Assigned task
Give back each entry verbatim.

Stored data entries
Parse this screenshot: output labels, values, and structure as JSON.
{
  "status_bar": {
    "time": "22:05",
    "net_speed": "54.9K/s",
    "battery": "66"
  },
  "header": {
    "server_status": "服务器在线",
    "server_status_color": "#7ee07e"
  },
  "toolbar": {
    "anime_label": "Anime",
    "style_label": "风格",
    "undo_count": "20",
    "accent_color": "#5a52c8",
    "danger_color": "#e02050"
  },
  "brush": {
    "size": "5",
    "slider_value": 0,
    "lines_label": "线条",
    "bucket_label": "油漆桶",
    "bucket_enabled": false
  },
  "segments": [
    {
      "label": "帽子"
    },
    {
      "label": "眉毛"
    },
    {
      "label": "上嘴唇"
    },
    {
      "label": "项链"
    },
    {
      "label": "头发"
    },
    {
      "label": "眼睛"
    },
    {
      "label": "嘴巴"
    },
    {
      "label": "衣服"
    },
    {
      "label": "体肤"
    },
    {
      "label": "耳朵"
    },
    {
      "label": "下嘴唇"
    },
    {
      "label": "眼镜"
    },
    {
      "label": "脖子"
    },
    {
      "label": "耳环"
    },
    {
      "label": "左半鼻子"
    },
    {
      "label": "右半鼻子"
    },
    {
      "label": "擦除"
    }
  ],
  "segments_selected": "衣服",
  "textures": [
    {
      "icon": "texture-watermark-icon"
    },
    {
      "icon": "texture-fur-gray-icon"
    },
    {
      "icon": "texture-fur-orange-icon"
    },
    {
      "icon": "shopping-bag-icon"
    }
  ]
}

Answer section
Parse this screenshot: output labels, values, and structure as JSON.
{
  "status_bar": {
    "time": "22:05",
    "net_speed": "54.9K/s",
    "battery": "66"
  },
  "header": {
    "server_status": "服务器在线",
    "server_status_color": "#7ee07e"
  },
  "toolbar": {
    "anime_label": "Anime",
    "style_label": "风格",
    "undo_count": "20",
    "accent_color": "#5a52c8",
    "danger_color": "#e02050"
  },
  "brush": {
    "size": "5",
    "slider_value": 0,
    "lines_label": "线条",
    "bucket_label": "油漆桶",
    "bucket_enabled": false
  },
  "segments": [
    {
      "label": "帽子"
    },
    {
      "label": "眉毛"
    },
    {
      "label": "上嘴唇"
    },
    {
      "label": "项链"
    },
    {
      "label": "头发"
    },
    {
      "label": "眼睛"
    },
    {
      "label": "嘴巴"
    },
    {
      "label": "衣服"
    },
    {
      "label": "体肤"
    },
    {
      "label": "耳朵"
    },
    {
      "label": "下嘴唇"
    },
    {
      "label": "眼镜"
    },
    {
      "label": "脖子"
    },
    {
      "label": "耳环"
    },
    {
      "label": "左半鼻子"
    },
    {
      "label": "右半鼻子"
    },
    {
      "label": "擦除"
    }
  ],
  "segments_selected": "衣服",
  "textures": [
    {
      "icon": "texture-watermark-icon"
    },
    {
      "icon": "texture-fur-gray-icon"
    },
    {
      "icon": "texture-fur-orange-icon"
    },
    {
      "icon": "shopping-bag-icon"
    }
  ]
}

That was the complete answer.